I am pleased to report that the convivial spirit of Halloween pervaded the English Department last Friday thanks to the efforts of the students in Sigma Tau Delta, the English Graduate Student Association, and the Children’s Literature Graduate Organization. These students held their second annual Haunted English Department Take Over on Friday, October 26, from 4:00 to 8:00 pm, and it was a smash hit. We flung open the front doors of the English Department, and lots of students and children showed up in costumes. A number of faculty and staff members, including me, opened our office doors to trick-or-treaters. The student organizers decorated the department, held a costume contest, and set up Halloween-related craft projects. They showed a scary movie and provided an abundance of pizza and other tasty snacks. Everyone who participated had a great time.
I had to leave around 6:00, but the English Department was still rollicking when I headed home. Seeing so many children, students, faculty, and staff members all having fun together, I concluded, as I drove home, that our English Department is not just an academic unit. For many of us, it also functions as a community or a neighborhood of sorts. If it’s haunted, I suspect that it’s haunted by friendly spirits who just want to sit for a spell and enjoy the convivial company.
Personally Speaking Dates — We have confirmed the dates next semester for not one but two English Department faculty who will be discussing their books at Personally Speaking:
Janaka Lewis will talk about Freedom Narratives of African American Women: A Study of 19th Century Writings on Tuesday, Jan. 29, at UNC Charlotte Center Center; Bryn Chancellor will talk about her novel, Sycamore, on Tuesday, Mar. 26, also at Center City. (The second Personally Speaking of the season is from political scientist Mary Layton Atkinson — Combative Politics, on Nov. 1, and a fifth presentation, historian Karen Cox’s Goat Castle is scheduled for Tuesday, Feb. 19.). You can RSVP for Janaka and Bryn, as well as the other Personally Speaking events, by clicking on the author names above.
Kudos — As you know, I like to use my Monday Missives to share news about recent accomplishments by members of the English Department. Here is the latest news:
Melissa Goodnight, a Spring 2018 MA graduate, published her personal essay “Doll” in Mud Season Review. http://mudseasonreview.com/ The essay was part of Poor-Branded Women, her creative thesis.
Joan Mullin along with Jan Rieman recently presented a paper titled “A Report on a Longitudinal Study of Student Writing Transfer” at ALES, the Latin American association for writing studies.
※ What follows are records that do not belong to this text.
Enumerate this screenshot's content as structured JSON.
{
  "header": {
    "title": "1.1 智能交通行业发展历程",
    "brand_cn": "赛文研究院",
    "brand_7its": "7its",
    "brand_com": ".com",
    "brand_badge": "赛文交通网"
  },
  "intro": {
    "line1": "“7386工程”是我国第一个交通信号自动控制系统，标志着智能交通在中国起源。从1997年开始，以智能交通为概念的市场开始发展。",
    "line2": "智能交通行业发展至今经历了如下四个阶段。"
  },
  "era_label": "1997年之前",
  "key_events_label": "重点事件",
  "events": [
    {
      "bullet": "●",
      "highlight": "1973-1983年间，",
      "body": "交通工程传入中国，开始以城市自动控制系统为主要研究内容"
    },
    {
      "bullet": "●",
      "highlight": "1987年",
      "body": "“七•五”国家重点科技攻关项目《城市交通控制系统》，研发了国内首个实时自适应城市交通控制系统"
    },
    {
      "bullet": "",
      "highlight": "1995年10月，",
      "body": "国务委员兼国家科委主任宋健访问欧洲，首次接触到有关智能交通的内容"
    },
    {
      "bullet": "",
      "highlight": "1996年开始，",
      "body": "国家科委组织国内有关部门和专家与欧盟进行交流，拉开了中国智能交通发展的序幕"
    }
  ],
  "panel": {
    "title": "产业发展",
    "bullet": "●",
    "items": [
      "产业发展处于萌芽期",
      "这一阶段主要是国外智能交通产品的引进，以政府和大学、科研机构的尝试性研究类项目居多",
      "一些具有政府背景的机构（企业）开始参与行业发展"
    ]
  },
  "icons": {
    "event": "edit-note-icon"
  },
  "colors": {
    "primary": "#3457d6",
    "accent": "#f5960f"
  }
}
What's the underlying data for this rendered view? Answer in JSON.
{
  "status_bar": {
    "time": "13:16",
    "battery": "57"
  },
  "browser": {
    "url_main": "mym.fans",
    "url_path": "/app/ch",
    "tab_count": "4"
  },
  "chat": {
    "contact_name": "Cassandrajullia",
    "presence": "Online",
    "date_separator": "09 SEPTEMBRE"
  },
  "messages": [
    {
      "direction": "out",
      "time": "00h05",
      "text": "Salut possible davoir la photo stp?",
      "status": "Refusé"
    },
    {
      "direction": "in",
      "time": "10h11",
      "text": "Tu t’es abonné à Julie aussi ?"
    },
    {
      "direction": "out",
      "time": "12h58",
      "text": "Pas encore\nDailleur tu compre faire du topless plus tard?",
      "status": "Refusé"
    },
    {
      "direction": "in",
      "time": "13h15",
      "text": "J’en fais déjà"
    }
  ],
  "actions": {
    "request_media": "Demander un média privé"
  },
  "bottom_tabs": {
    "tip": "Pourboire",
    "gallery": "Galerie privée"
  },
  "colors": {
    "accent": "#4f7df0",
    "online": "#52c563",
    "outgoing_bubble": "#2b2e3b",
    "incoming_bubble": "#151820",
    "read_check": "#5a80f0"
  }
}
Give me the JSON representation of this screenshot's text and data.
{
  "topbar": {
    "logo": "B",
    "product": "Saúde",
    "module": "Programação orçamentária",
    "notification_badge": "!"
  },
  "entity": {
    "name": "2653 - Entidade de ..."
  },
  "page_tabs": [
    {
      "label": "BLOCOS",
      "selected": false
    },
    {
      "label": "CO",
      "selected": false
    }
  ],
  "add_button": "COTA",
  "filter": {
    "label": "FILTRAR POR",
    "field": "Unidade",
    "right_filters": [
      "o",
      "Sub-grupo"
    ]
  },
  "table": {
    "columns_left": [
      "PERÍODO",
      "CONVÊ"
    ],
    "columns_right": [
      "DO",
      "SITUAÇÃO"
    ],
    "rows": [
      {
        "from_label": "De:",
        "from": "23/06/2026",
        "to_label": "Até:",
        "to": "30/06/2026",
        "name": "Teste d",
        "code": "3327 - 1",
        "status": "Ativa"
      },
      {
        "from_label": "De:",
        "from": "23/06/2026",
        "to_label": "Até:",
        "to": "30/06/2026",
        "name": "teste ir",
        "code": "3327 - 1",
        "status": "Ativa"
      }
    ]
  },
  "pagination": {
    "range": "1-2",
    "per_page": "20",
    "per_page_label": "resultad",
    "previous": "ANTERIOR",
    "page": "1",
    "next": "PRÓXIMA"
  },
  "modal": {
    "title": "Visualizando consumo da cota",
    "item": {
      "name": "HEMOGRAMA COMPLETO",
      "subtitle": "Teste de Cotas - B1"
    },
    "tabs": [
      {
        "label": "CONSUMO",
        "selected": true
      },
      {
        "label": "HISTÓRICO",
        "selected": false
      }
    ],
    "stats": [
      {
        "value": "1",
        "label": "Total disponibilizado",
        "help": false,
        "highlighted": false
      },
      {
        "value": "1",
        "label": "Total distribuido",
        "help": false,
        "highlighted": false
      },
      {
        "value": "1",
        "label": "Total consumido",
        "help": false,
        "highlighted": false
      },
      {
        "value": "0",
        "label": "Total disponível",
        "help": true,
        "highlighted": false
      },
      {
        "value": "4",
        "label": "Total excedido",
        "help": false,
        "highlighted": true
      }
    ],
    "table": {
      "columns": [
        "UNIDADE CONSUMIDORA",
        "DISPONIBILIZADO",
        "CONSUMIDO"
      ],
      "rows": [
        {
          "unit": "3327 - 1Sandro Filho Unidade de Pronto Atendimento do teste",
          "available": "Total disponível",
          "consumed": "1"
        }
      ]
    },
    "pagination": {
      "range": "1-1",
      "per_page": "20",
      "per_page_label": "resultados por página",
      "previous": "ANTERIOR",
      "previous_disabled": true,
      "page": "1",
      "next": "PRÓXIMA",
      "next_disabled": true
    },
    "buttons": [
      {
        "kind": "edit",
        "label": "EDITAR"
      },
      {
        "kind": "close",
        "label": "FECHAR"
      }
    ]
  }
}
The ALES Conference took place in Santiago, Chile.
Matthew Rowney recently delivered a paper titled “‘Lin’d with Moss’: Clare’s Rhizomatic Poetics” at the International Conference on Romanticism in Greenville, SC.
Upcoming Events and Meetings — Here is a list of upcoming events and meetings:
October 31 — Balaka Basu will deliver a talk titled “Learning from the Harry Potter Generation” on October 31 at 2pm in the Dale Halton Room of the Atkins Library. For more information, please click on the following link: https://exchange.uncc.edu/event/celebrating-20-years-of-harry-potter/
November 2-4 — The Department of English is a sponsor of the 2018 North Carolina Writers’ Network’s Fall Conference, held in Charlotte Nov. 2-4 at the Hilton Charlotte University Place. Both Paula Martinac and Bryn Chancellor are teaching workshops, including a conference opener hosted in Fretwell. For more conference information, please click on the following link: https://ncwriters.org/index.php/programs-and-services/conferences/9786-fc18
November 3 — Distinguished Shakespeare scholar Peter Holland will delver a presentation titled “Forgiving and Forgetting: Shakespeare and Power” on Saturday, November 3, in the Choir Room in Robinson Hall at 6:00 pm. The presentation will take place just prior to Saturday’s Twelfth Night performance.
Quirky Quiz Question — During the costume contest at the Haunted English Department Takeover, someone who dressed up like a wind-up doll won one of the prizes. Who wore this winning costume?
Last week’s answer: John F. Kennedy
When Robert Frost was 86, he read a poem at the inauguration of a President. What is the name of this President?